**WORK REQUIRED:** All of the entries need to be copied character for character.

[Opening DATASET RECORDS section]

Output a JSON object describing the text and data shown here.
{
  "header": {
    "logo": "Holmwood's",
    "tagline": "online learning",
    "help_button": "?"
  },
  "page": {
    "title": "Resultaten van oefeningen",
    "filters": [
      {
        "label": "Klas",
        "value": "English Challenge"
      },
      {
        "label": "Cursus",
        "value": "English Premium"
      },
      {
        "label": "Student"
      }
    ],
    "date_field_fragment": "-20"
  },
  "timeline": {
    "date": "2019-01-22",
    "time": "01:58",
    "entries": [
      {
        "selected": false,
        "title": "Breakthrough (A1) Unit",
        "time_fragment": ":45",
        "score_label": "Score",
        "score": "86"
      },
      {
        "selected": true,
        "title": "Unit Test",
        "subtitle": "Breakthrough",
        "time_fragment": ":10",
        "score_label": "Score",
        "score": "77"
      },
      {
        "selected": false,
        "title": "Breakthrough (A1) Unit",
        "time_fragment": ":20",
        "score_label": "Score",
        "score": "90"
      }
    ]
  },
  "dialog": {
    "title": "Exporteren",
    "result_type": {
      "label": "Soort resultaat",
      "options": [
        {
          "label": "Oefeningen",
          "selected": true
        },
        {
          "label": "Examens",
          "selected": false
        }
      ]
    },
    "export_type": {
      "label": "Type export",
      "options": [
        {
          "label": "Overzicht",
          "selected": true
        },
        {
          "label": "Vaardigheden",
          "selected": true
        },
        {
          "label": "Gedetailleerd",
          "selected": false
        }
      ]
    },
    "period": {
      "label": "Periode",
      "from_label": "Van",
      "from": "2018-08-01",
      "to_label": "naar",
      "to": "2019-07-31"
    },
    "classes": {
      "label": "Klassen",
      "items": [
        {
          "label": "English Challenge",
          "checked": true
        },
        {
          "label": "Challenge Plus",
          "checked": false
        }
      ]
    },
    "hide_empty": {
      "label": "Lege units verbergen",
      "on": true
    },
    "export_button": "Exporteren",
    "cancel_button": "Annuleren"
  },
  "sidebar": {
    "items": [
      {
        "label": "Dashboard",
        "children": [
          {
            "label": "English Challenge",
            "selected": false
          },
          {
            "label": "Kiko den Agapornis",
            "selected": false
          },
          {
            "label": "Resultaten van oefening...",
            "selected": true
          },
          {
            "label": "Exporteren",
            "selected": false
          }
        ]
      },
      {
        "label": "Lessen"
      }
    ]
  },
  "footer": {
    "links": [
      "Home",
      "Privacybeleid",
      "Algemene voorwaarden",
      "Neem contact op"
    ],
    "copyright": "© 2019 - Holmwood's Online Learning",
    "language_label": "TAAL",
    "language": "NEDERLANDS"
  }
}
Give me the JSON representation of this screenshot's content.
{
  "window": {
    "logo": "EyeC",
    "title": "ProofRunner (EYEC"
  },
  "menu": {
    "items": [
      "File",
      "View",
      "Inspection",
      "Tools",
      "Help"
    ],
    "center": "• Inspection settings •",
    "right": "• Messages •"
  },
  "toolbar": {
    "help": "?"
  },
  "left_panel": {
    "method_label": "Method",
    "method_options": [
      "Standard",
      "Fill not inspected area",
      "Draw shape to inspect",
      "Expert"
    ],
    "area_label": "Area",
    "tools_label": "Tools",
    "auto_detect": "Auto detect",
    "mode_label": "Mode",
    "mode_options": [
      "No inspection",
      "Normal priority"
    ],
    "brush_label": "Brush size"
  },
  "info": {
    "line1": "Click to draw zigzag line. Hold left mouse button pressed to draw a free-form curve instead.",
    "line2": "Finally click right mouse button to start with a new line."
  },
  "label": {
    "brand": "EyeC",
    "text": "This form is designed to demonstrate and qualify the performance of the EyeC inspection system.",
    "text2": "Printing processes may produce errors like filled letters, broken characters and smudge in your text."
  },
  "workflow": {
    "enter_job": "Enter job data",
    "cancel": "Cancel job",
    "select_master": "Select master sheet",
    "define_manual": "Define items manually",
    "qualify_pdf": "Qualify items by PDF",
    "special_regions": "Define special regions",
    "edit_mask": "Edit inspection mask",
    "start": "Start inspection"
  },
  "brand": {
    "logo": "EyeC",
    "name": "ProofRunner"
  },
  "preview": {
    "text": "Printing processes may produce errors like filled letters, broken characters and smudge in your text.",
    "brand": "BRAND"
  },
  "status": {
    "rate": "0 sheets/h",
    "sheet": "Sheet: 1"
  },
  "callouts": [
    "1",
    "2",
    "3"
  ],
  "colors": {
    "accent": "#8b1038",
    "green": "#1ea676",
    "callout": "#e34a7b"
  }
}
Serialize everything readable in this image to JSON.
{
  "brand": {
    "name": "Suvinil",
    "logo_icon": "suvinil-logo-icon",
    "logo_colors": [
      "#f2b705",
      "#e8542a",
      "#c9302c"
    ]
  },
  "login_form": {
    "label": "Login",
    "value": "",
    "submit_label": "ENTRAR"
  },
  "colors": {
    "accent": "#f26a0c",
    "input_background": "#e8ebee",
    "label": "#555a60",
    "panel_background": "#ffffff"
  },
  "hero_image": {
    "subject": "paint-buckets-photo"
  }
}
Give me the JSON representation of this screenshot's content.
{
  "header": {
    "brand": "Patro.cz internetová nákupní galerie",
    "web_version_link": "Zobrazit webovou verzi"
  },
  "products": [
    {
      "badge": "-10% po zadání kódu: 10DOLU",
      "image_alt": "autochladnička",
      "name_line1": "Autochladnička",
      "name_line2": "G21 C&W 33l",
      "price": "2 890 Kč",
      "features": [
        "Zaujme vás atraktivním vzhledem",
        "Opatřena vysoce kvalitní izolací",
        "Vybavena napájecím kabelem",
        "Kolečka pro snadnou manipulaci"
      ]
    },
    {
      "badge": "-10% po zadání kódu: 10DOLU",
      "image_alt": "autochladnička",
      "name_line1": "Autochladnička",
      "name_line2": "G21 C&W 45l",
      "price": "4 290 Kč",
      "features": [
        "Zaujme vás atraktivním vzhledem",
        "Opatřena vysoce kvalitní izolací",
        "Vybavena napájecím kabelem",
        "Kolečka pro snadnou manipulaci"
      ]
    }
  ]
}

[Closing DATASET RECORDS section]

**ANSWER SECTION:**
Output a JSON object describing the text and data shown here.
{
  "header": {
    "logo": "Holmwood's",
    "tagline": "online learning",
    "help_button": "?"
  },
  "page": {
    "title": "Resultaten van oefeningen",
    "filters": [
      {
        "label": "Klas",
        "value": "English Challenge"
      },
      {
        "label": "Cursus",
        "value": "English Premium"
      },
      {
        "label": "Student"
      }
    ],
    "date_field_fragment": "-20"
  },
  "timeline": {
    "date": "2019-01-22",
    "time": "01:58",
    "entries": [
      {
        "selected": false,
        "title": "Breakthrough (A1) Unit",
        "time_fragment": ":45",
        "score_label": "Score",
        "score": "86"
      },
      {
        "selected": true,
        "title": "Unit Test",
        "subtitle": "Breakthrough",
        "time_fragment": ":10",
        "score_label": "Score",
        "score": "77"
      },
      {
        "selected": false,
        "title": "Breakthrough (A1) Unit",
        "time_fragment": ":20",
        "score_label": "Score",
        "score": "90"
      }
    ]
  },
  "dialog": {
    "title": "Exporteren",
    "result_type": {
      "label": "Soort resultaat",
      "options": [
        {
          "label": "Oefeningen",
          "selected": true
        },
        {
          "label": "Examens",
          "selected": false
        }
      ]
    },
    "export_type": {
      "label": "Type export",
      "options": [
        {
          "label": "Overzicht",
          "selected": true
        },
        {
          "label": "Vaardigheden",
          "selected": true
        },
        {
          "label": "Gedetailleerd",
          "selected": false
        }
      ]
    },
    "period": {
      "label": "Periode",
      "from_label": "Van",
      "from": "2018-08-01",
      "to_label": "naar",
      "to": "2019-07-31"
    },
    "classes": {
      "label": "Klassen",
      "items": [
        {
          "label": "English Challenge",
          "checked": true
        },
        {
          "label": "Challenge Plus",
          "checked": false
        }
      ]
    },
    "hide_empty": {
      "label": "Lege units verbergen",
      "on": true
    },
    "export_button": "Exporteren",
    "cancel_button": "Annuleren"
  },
  "sidebar": {
    "items": [
      {
        "label": "Dashboard",
        "children": [
          {
            "label": "English Challenge",
            "selected": false
          },
          {
            "label": "Kiko den Agapornis",
            "selected": false
          },
          {
            "label": "Resultaten van oefening...",
            "selected": true
          },
          {
            "label": "Exporteren",
            "selected": false
          }
        ]
      },
      {
        "label": "Lessen"
      }
    ]
  },
  "footer": {
    "links": [
      "Home",
      "Privacybeleid",
      "Algemene voorwaarden",
      "Neem contact op"
    ],
    "copyright": "© 2019 - Holmwood's Online Learning",
    "language_label": "TAAL",
    "language": "NEDERLANDS"
  }
}
Give me the JSON representation of this screenshot's content.
{
  "window": {
    "logo": "EyeC",
    "title": "ProofRunner (EYEC"
  },
  "menu": {
    "items": [
      "File",
      "View",
      "Inspection",
      "Tools",
      "Help"
    ],
    "center": "• Inspection settings •",
    "right": "• Messages •"
  },
  "toolbar": {
    "help": "?"
  },
  "left_panel": {
    "method_label": "Method",
    "method_options": [
      "Standard",
      "Fill not inspected area",
      "Draw shape to inspect",
      "Expert"
    ],
    "area_label": "Area",
    "tools_label": "Tools",
    "auto_detect": "Auto detect",
    "mode_label": "Mode",
    "mode_options": [
      "No inspection",
      "Normal priority"
    ],
    "brush_label": "Brush size"
  },
  "info": {
    "line1": "Click to draw zigzag line. Hold left mouse button pressed to draw a free-form curve instead.",
    "line2": "Finally click right mouse button to start with a new line."
  },
  "label": {
    "brand": "EyeC",
    "text": "This form is designed to demonstrate and qualify the performance of the EyeC inspection system.",
    "text2": "Printing processes may produce errors like filled letters, broken characters and smudge in your text."
  },
  "workflow": {
    "enter_job": "Enter job data",
    "cancel": "Cancel job",
    "select_master": "Select master sheet",
    "define_manual": "Define items manually",
    "qualify_pdf": "Qualify items by PDF",
    "special_regions": "Define special regions",
    "edit_mask": "Edit inspection mask",
    "start": "Start inspection"
  },
  "brand": {
    "logo": "EyeC",
    "name": "ProofRunner"
  },
  "preview": {
    "text": "Printing processes may produce errors like filled letters, broken characters and smudge in your text.",
    "brand": "BRAND"
  },
  "status": {
    "rate": "0 sheets/h",
    "sheet": "Sheet: 1"
  },
  "callouts": [
    "1",
    "2",
    "3"
  ],
  "colors": {
    "accent": "#8b1038",
    "green": "#1ea676",
    "callout": "#e34a7b"
  }
}
Serialize everything readable in this image to JSON.
{
  "brand": {
    "name": "Suvinil",
    "logo_icon": "suvinil-logo-icon",
    "logo_colors": [
      "#f2b705",
      "#e8542a",
      "#c9302c"
    ]
  },
  "login_form": {
    "label": "Login",
    "value": "",
    "submit_label": "ENTRAR"
  },
  "colors": {
    "accent": "#f26a0c",
    "input_background": "#e8ebee",
    "label": "#555a60",
    "panel_background": "#ffffff"
  },
  "hero_image": {
    "subject": "paint-buckets-photo"
  }
}
Give me the JSON representation of this screenshot's content.
{
  "header": {
    "brand": "Patro.cz internetová nákupní galerie",
    "web_version_link": "Zobrazit webovou verzi"
  },
  "products": [
    {
      "badge": "-10% po zadání kódu: 10DOLU",
      "image_alt": "autochladnička",
      "name_line1": "Autochladnička",
      "name_line2": "G21 C&W 33l",
      "price": "2 890 Kč",
      "features": [
        "Zaujme vás atraktivním vzhledem",
        "Opatřena vysoce kvalitní izolací",
        "Vybavena napájecím kabelem",
        "Kolečka pro snadnou manipulaci"
      ]
    },
    {
      "badge": "-10% po zadání kódu: 10DOLU",
      "image_alt": "autochladnička",
      "name_line1": "Autochladnička",
      "name_line2": "G21 C&W 45l",
      "price": "4 290 Kč",
      "features": [
        "Zaujme vás atraktivním vzhledem",
        "Opatřena vysoce kvalitní izolací",
        "Vybavena napájecím kabelem",
        "Kolečka pro snadnou manipulaci"
      ]
    }
  ]
}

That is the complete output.